CLA MixDown is the latest addition to the Waves CLA Signature Series of plug-ins. The software is billed as an easy to use mix buss plug-in that will help you quickly finalize and enrich your mix. I was given some time to evaluate the CLA MixDown plugin on some live recordings as well as a few tracks I was working on in the studio, and I found that the plug-in is definitely worth the (somewhat absurdly) low price it’s being offered at.
My first question with any artist-based console emulation is… what does it actually DO? The CLA MixDown processor is meant to be put on your master channel in a ‘set it and forget it’ type of fashion. It wraps up precision EQ, analog console drive emulation and buss compression to your final mix. These are the typical elements that make up a mastering chain and in the case of CLA MixDown, they are wrapped up in a little bow with a single controller per fader.
Dedicated mastering engineers will likely scoff at the simplicity of wrapping up what they do into 4 sliding controls (but if a mastering engineer scoffs and the room is perfectly treated, does it make a sound?). Obviously, for $29, 4 faders, and a tiny impact on your CPU; CLA MixDown is not going to compete with a mastering engineer and their $20,000 speakers that cost more than your car. So what is the goal with CLA MixDown, then? The usefulness of this plug-in is coupled with realistic expectations and proper application.
One of the first situations I used CLA MixDown on was a live recording that there was no budget to master. I knew that the product I was delivering to the client would be what got sync’d to video, and that would be that. We’ve all been there, and I’m sure everyone reading this has had a project that you knew wasn’t going to go through the ‘proper channels’ (pun intended!). As a quick, ‘let me just put this on the output and make it better’ type plugin, CLA MixDown did a great job. It instantly opened up my mix, shined up the good parts, and put them right out front. The compression wasn’t a squashed mess, either, so I was quite pleased!

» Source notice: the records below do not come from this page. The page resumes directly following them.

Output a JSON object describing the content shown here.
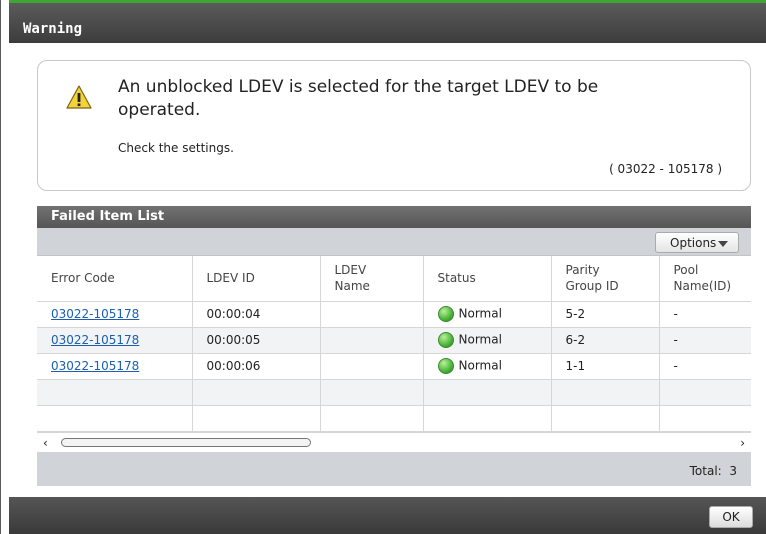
{
  "window": {
    "title": "Warning"
  },
  "message": {
    "main": "An unblocked LDEV is selected for the target LDEV to be operated.",
    "sub": "Check the settings.",
    "code": "( 03022 - 105178 )",
    "icon": "warning-icon"
  },
  "failed_list": {
    "title": "Failed Item List",
    "options_label": "Options",
    "columns": [
      "Error Code",
      "LDEV ID",
      "LDEV Name",
      "Status",
      "Parity Group ID",
      "Pool Name(ID)"
    ],
    "rows": [
      {
        "error_code": "03022-105178",
        "ldev_id": "00:00:04",
        "ldev_name": "",
        "status": "Normal",
        "parity_group": "5-2",
        "pool": "-"
      },
      {
        "error_code": "03022-105178",
        "ldev_id": "00:00:05",
        "ldev_name": "",
        "status": "Normal",
        "parity_group": "6-2",
        "pool": "-"
      },
      {
        "error_code": "03022-105178",
        "ldev_id": "00:00:06",
        "ldev_name": "",
        "status": "Normal",
        "parity_group": "1-1",
        "pool": "-"
      }
    ],
    "total_label": "Total:",
    "total_value": "3"
  },
  "buttons": {
    "ok": "OK"
  },
  "colors": {
    "accent": "#3fa535",
    "link": "#1a5fb4",
    "status_normal": "#4bb43a"
  }
}
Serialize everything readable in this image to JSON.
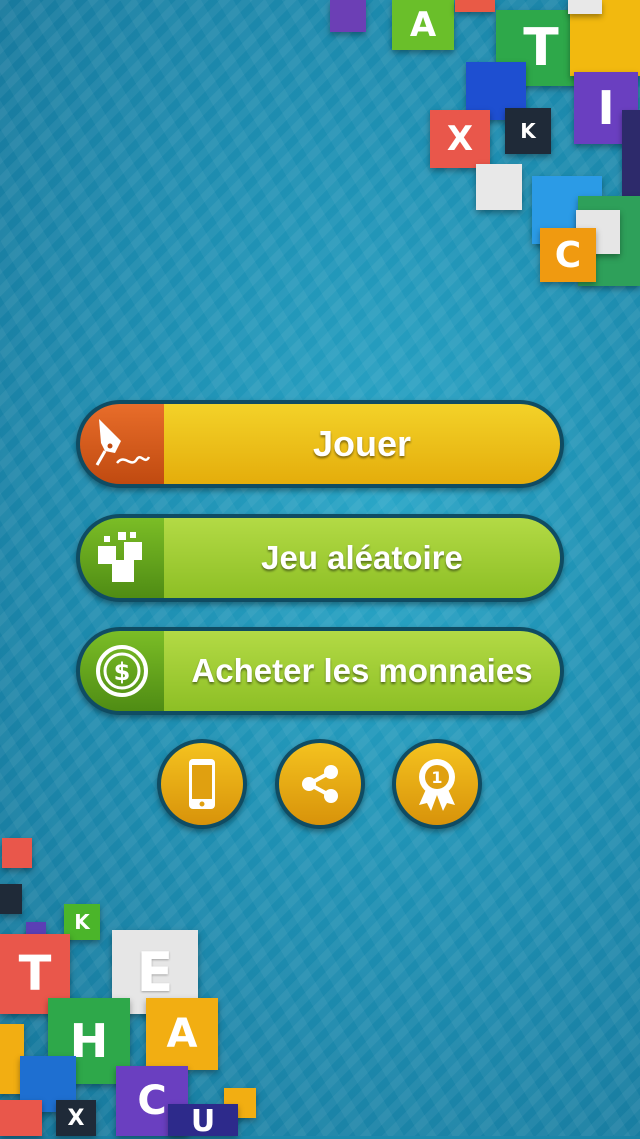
{
  "menu": {
    "play_label": "Jouer",
    "random_label": "Jeu aléatoire",
    "buy_coins_label": "Acheter les monnaies"
  },
  "tiles_top": [
    "A",
    "T",
    "I",
    "X",
    "K",
    "C"
  ],
  "tiles_bottom": [
    "K",
    "T",
    "E",
    "H",
    "A",
    "C",
    "X",
    "U"
  ],
  "icons": {
    "play": "pen-nib-icon",
    "random": "random-blocks-icon",
    "buy_coins": "dollar-coin-icon",
    "device": "phone-icon",
    "share": "share-icon",
    "ranking": "award-ribbon-icon"
  },
  "colors": {
    "background": "#1e8fb2",
    "play_button": "#f3d229",
    "green_button": "#a5d03b",
    "round_button": "#eeb718"
  }
}
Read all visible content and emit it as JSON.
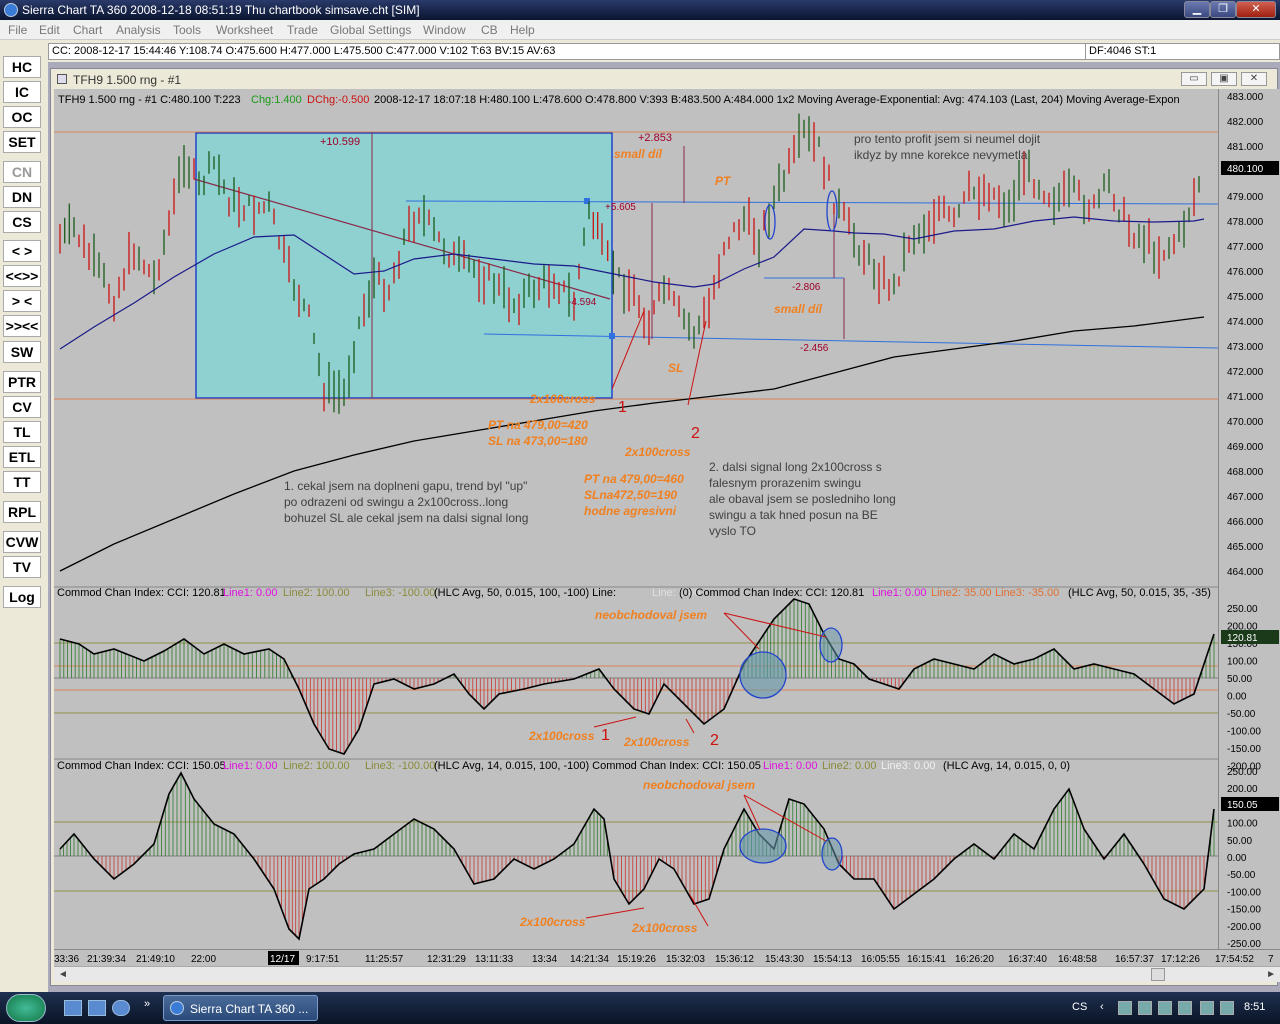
{
  "window": {
    "title": "Sierra Chart TA 360  2008-12-18  08:51:19  Thu    chartbook simsave.cht [SIM]",
    "controls": [
      "▁",
      "❐",
      "✕"
    ]
  },
  "menu": [
    "File",
    "Edit",
    "Chart",
    "Analysis",
    "Tools",
    "Worksheet",
    "Trade",
    "Global Settings",
    "Window",
    "CB",
    "Help"
  ],
  "status": {
    "left": "CC: 2008-12-17  15:44:46  Y:108.74  O:475.600  H:477.000  L:475.500  C:477.000  V:102  T:63  BV:15  AV:63",
    "right": "DF:4046  ST:1"
  },
  "toolbar": [
    {
      "label": "HC",
      "enabled": true
    },
    {
      "label": "IC",
      "enabled": true
    },
    {
      "label": "OC",
      "enabled": true
    },
    {
      "label": "SET",
      "enabled": true
    },
    {
      "label": "CN",
      "enabled": false
    },
    {
      "label": "DN",
      "enabled": true
    },
    {
      "label": "CS",
      "enabled": true
    },
    {
      "label": "< >",
      "enabled": true
    },
    {
      "label": "<<>>",
      "enabled": true
    },
    {
      "label": "> <",
      "enabled": true
    },
    {
      "label": ">><<",
      "enabled": true
    },
    {
      "label": "SW",
      "enabled": true
    },
    {
      "label": "PTR",
      "enabled": true
    },
    {
      "label": "CV",
      "enabled": true
    },
    {
      "label": "TL",
      "enabled": true
    },
    {
      "label": "ETL",
      "enabled": true
    },
    {
      "label": "TT",
      "enabled": true
    },
    {
      "label": "RPL",
      "enabled": true
    },
    {
      "label": "CVW",
      "enabled": true
    },
    {
      "label": "TV",
      "enabled": true
    },
    {
      "label": "Log",
      "enabled": true
    }
  ],
  "chart_window": {
    "title": "TFH9  1.500 rng - #1",
    "controls": [
      "▭",
      "▣",
      "✕"
    ]
  },
  "chart_header": {
    "symbol": "TFH9  1.500 rng - #1  C:480.100  T:223",
    "chg": "Chg:1.400",
    "dchg": "DChg:-0.500",
    "rest": "2008-12-17  18:07:18  H:480.100  L:478.600  O:478.800  V:393  B:483.500  A:484.000  1x2    Moving Average-Exponential:  Avg: 474.103   (Last, 204)   Moving Average-Expon"
  },
  "price_axis": [
    "483.000",
    "482.000",
    "481.000",
    "480.000",
    "479.000",
    "478.000",
    "477.000",
    "476.000",
    "475.000",
    "474.000",
    "473.000",
    "472.000",
    "471.000",
    "470.000",
    "469.000",
    "468.000",
    "467.000",
    "466.000",
    "465.000",
    "464.000"
  ],
  "last_price": "480.100",
  "cci1_axis": [
    "250.00",
    "200.00",
    "150.00",
    "100.00",
    "50.00",
    "0.00",
    "-50.00",
    "-100.00",
    "-150.00",
    "-200.00"
  ],
  "cci1_last": "120.81",
  "cci2_axis": [
    "250.00",
    "200.00",
    "150.00",
    "100.00",
    "50.00",
    "0.00",
    "-50.00",
    "-100.00",
    "-150.00",
    "-200.00",
    "-250.00"
  ],
  "cci2_last": "150.05",
  "cci1_header": {
    "a": "Commod Chan Index:  CCI: 120.81",
    "b": "Line1: 0.00",
    "c": "Line2: 100.00",
    "d": "Line3: -100.00",
    "e": "(HLC Avg, 50, 0.015, 100, -100)   Line:",
    "f": "Line: 0.00",
    "g": "(0)   Commod Chan Index:  CCI: 120.81",
    "h": "Line1: 0.00",
    "i": "Line2: 35.00",
    "j": "Line3: -35.00",
    "k": "(HLC Avg, 50, 0.015, 35, -35)"
  },
  "cci2_header": {
    "a": "Commod Chan Index:  CCI: 150.05",
    "b": "Line1: 0.00",
    "c": "Line2: 100.00",
    "d": "Line3: -100.00",
    "e": "(HLC Avg, 14, 0.015, 100, -100)   Commod Chan Index:  CCI: 150.05",
    "f": "Line1: 0.00",
    "g": "Line2: 0.00",
    "h": "Line3: 0.00",
    "i": "(HLC Avg, 14, 0.015, 0, 0)"
  },
  "time_axis": [
    "33:36",
    "21:39:34",
    "21:49:10",
    "22:00",
    "12/17",
    "9:17:51",
    "11:25:57",
    "12:31:29",
    "13:11:33",
    "13:34",
    "14:21:34",
    "15:19:26",
    "15:32:03",
    "15:36:12",
    "15:43:30",
    "15:54:13",
    "16:05:55",
    "16:15:41",
    "16:26:20",
    "16:37:40",
    "16:48:58",
    "16:57:37",
    "17:12:26",
    "17:54:52",
    "7"
  ],
  "annotations": {
    "box_profit": "+10.599",
    "small_dil_top_value": "+2.853",
    "small_dil_top": "small díl",
    "pt_label": "PT",
    "plus5605": "+5.605",
    "minus4594": "-4.594",
    "minus2806": "-2.806",
    "minus2456": "-2.456",
    "small_dil_bottom": "small díl",
    "sl_label": "SL",
    "cross1": "2x100cross",
    "num1": "1",
    "num2": "2",
    "pt_note1a": "PT na 479,00=420",
    "pt_note1b": "SL na 473,00=180",
    "cross2": "2x100cross",
    "pt_note2a": "PT na 479,00=460",
    "pt_note2b": "SLna472,50=190",
    "pt_note2c": "hodne agresivni",
    "profit_note1": "pro tento profit jsem si neumel dojit",
    "profit_note2": "ikdyz by mne korekce nevymetla",
    "note_left1": "1. cekal jsem na doplneni gapu, trend byl \"up\"",
    "note_left2": "po odrazeni od swingu a 2x100cross..long",
    "note_left3": "bohuzel SL ale cekal jsem na dalsi signal long",
    "note_right1": "2. dalsi signal long 2x100cross s",
    "note_right2": "falesnym prorazenim swingu",
    "note_right3": "ale obaval jsem se posledniho long",
    "note_right4": "swingu a tak hned posun na BE",
    "note_right5": "vyslo TO",
    "cci1_neob": "neobchodoval jsem",
    "cci1_cross1": "2x100cross",
    "cci1_num1": "1",
    "cci1_cross2": "2x100cross",
    "cci1_num2": "2",
    "cci2_neob": "neobchodoval jsem",
    "cci2_cross1": "2x100cross",
    "cci2_cross2": "2x100cross"
  },
  "colors": {
    "chart_bg": "#c0c0c0",
    "box_fill": "#8fd0d0",
    "box_border": "#2244cc",
    "ma_short": "#1a1a8a",
    "ma_long": "#000000",
    "up_bar": "#1a5a1a",
    "down_bar": "#cc1111",
    "annotation_orange": "#f08020",
    "annotation_dark_red": "#a0002a",
    "note_text": "#404040",
    "level_line": "#e07030",
    "blue_line": "#3070e0"
  },
  "taskbar": {
    "task_label": "Sierra Chart TA 360  ...",
    "lang": "CS",
    "clock": "8:51"
  }
}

Next, I used CLA MixDown as a mixing tool. I put it on my master output, and did a mix of a tune that I knew was going to go to mastering. This helped me tremendously, as now I was able to have a particularly picky bass player hear what the end product was ‘going to’ sound like after they took it off to mastering. When dealing with clients who don’t really understand what mastering is going to do, this plug-in can be a life-saver. We’ve all had that band that wants you to push the volume levels to the max, even before they send it out to mastering. CLA MixDown can let them hear the projected end result and allow you to mix at more appropriate levels.
After thinking of all of the times I used CLA MixDown during my week of testing, I can honestly say my workflow was made better because of it. Even if I intended to send my mix out to mastering, mixing with the plug-in engaged allowed me to craft a more accurate mix that was ‘mastering-ready’. For other quick projects that mastering isn’t an option for, CLA MixDown is an absolutely professional choice and certainly better than utilizing an automated service. The simplified control scheme helps you dial in what you need quickly, and the software definitely helps you improve an otherwise bland end product.
Price: $29 (sale price)
Pros: Incredibly processor and latency friendly, dead simple to use, works as expected, incredibly well priced, nice aesthetic.
Cons: One activation per license. If you want to use this on your laptop and desktop, it’s not terribly convenient to shuttle the license back and forth.